[Dataset rows for apps and sites]
_ _ _ _ _

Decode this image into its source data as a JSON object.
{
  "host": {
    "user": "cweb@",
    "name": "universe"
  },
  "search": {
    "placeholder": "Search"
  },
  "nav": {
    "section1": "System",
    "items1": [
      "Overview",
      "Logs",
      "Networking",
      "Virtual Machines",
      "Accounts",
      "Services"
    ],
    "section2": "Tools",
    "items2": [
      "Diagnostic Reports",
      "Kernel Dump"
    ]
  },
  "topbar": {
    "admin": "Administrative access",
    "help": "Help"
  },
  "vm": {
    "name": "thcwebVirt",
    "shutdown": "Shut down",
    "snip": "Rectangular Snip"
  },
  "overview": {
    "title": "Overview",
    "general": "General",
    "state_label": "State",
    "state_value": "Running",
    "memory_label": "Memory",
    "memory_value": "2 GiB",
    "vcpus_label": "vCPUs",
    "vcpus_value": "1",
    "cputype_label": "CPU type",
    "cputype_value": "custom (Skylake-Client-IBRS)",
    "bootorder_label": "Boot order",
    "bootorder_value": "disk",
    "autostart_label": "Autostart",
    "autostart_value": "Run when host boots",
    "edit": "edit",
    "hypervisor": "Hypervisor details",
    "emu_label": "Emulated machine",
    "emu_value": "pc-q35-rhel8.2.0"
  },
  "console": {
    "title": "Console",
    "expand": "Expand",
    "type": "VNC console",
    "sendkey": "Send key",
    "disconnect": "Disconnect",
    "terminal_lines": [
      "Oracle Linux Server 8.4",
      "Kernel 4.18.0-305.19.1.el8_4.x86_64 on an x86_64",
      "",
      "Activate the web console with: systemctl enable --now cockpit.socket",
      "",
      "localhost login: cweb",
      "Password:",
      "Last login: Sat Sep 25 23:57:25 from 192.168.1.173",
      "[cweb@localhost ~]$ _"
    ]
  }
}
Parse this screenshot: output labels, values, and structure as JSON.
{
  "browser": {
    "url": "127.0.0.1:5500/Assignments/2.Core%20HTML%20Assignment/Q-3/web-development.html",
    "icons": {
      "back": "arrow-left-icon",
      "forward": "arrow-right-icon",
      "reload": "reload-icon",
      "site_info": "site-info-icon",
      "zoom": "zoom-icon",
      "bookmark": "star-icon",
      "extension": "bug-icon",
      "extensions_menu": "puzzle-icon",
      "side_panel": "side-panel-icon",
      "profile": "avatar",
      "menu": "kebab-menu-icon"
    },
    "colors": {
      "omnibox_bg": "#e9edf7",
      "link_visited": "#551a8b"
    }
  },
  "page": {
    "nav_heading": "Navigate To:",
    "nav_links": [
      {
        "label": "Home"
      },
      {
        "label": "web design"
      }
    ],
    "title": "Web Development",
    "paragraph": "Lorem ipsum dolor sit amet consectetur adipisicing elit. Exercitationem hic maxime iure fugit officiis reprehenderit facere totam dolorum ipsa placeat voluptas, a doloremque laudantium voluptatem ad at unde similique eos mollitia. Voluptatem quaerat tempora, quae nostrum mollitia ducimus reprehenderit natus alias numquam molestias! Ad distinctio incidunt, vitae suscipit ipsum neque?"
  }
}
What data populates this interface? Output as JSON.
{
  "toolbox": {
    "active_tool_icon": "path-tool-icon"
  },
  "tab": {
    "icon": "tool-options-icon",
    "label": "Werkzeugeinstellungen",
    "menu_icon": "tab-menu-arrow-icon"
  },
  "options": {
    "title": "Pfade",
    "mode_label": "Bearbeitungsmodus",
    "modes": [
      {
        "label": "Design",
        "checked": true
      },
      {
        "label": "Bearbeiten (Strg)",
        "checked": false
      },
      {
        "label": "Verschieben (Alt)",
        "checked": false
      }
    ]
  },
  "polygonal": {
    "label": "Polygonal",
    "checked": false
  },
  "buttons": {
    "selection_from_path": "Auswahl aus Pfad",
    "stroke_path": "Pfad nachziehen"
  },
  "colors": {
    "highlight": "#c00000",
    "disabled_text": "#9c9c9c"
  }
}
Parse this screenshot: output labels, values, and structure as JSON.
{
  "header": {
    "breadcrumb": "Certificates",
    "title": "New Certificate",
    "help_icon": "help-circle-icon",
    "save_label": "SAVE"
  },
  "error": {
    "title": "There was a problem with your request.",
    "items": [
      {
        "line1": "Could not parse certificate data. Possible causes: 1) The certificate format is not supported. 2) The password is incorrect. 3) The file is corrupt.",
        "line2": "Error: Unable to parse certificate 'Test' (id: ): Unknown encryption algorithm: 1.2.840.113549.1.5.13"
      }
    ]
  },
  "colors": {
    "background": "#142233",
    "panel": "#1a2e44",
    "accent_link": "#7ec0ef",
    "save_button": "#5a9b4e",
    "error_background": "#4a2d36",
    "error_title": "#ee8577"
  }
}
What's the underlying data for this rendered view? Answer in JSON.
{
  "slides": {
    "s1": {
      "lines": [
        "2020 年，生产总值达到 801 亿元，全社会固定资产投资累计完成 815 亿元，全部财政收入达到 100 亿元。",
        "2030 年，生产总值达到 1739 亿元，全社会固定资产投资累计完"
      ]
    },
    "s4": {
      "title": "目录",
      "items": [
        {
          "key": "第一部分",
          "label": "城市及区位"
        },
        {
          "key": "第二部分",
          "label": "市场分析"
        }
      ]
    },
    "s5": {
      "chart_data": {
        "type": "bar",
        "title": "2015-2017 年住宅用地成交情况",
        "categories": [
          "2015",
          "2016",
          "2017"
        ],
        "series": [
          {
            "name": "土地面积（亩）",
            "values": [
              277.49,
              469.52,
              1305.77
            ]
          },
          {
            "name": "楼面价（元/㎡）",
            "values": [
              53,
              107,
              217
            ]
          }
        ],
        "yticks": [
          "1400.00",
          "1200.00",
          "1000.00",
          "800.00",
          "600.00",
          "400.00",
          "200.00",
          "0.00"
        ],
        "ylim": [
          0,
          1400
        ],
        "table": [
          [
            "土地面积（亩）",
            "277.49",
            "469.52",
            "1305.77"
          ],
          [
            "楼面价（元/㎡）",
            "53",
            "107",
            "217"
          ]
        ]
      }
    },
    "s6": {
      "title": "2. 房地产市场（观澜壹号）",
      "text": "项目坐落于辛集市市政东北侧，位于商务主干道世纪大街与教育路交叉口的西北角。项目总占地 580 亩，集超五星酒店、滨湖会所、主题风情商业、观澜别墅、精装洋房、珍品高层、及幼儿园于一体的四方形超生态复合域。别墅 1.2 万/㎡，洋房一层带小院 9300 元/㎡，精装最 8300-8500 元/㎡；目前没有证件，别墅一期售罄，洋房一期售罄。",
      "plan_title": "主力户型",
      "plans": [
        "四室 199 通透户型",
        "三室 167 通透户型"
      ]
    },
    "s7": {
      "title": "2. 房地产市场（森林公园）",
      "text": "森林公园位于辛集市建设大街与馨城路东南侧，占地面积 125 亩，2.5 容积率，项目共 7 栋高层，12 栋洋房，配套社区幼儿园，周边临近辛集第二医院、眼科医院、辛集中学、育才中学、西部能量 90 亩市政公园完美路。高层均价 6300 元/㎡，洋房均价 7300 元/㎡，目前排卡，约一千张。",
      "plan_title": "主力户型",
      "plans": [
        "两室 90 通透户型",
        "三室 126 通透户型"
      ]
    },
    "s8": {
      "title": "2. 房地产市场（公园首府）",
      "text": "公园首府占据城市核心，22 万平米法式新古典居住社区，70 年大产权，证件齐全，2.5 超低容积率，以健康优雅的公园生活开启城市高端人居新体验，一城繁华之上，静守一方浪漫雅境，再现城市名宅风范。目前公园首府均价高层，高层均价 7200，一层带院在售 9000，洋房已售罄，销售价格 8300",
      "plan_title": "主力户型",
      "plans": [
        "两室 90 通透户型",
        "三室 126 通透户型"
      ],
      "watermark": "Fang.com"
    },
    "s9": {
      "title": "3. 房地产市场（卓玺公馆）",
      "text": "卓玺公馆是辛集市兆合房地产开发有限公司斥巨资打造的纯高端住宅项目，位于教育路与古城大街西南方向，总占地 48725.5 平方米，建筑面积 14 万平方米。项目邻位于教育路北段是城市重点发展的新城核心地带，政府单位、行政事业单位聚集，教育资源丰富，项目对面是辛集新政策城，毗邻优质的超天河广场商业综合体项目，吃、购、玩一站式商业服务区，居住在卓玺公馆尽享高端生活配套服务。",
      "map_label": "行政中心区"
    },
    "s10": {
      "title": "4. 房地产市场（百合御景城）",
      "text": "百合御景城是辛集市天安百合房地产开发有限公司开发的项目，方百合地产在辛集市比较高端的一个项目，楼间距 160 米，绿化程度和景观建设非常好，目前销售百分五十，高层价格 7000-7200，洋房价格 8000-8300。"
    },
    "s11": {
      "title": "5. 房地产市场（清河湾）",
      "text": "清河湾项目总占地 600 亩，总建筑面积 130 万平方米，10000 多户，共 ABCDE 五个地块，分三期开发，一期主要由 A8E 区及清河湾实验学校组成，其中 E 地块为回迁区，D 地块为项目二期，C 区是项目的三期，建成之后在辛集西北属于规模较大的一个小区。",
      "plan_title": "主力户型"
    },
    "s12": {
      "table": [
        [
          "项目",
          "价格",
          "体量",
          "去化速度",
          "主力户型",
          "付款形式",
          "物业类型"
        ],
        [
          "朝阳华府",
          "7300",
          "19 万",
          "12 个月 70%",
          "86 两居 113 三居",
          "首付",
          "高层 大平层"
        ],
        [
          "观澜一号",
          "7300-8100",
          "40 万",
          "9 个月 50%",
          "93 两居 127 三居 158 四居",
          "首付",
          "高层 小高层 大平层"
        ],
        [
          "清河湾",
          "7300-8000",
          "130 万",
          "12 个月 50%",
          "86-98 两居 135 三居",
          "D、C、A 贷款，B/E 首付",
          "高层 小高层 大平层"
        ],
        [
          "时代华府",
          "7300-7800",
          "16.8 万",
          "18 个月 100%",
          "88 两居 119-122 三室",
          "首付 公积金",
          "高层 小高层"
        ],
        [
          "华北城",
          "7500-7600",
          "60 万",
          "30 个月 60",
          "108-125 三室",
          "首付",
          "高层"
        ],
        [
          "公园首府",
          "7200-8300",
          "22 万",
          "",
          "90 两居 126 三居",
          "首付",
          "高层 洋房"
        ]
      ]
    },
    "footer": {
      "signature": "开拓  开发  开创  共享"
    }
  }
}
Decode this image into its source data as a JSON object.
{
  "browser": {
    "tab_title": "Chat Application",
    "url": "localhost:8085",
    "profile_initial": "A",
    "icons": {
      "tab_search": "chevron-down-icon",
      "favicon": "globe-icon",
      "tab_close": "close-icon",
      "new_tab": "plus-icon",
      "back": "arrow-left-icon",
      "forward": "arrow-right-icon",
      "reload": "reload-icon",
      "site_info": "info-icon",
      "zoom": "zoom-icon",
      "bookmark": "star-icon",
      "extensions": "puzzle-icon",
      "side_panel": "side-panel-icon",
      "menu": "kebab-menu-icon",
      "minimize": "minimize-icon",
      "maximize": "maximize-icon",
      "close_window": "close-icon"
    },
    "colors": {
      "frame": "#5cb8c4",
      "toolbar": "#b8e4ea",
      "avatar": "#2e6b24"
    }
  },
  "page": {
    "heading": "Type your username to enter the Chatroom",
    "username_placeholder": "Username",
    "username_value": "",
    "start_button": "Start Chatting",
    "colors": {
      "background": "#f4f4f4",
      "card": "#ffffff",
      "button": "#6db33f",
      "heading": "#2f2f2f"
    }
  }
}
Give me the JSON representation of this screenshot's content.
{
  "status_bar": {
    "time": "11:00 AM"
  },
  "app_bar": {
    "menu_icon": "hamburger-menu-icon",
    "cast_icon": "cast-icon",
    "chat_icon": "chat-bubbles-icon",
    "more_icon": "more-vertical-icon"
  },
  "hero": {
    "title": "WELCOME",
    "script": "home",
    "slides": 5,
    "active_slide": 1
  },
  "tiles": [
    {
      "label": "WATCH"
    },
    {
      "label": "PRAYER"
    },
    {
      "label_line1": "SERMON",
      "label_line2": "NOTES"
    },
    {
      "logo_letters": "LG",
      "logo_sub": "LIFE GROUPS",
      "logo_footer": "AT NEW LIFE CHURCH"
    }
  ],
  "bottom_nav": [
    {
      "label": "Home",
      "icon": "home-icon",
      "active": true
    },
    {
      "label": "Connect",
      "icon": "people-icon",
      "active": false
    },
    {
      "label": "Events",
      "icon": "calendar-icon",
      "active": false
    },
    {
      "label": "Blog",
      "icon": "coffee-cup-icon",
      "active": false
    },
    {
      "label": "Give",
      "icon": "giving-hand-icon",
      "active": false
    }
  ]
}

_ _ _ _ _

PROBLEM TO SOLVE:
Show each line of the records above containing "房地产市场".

SOLVED PROBLEM:
      "title": "2. 房地产市场（观澜壹号）",
      "title": "2. 房地产市场（森林公园）",
      "title": "2. 房地产市场（公园首府）",
      "title": "3. 房地产市场（卓玺公馆）",
      "title": "4. 房地产市场（百合御景城）",
      "title": "5. 房地产市场（清河湾）",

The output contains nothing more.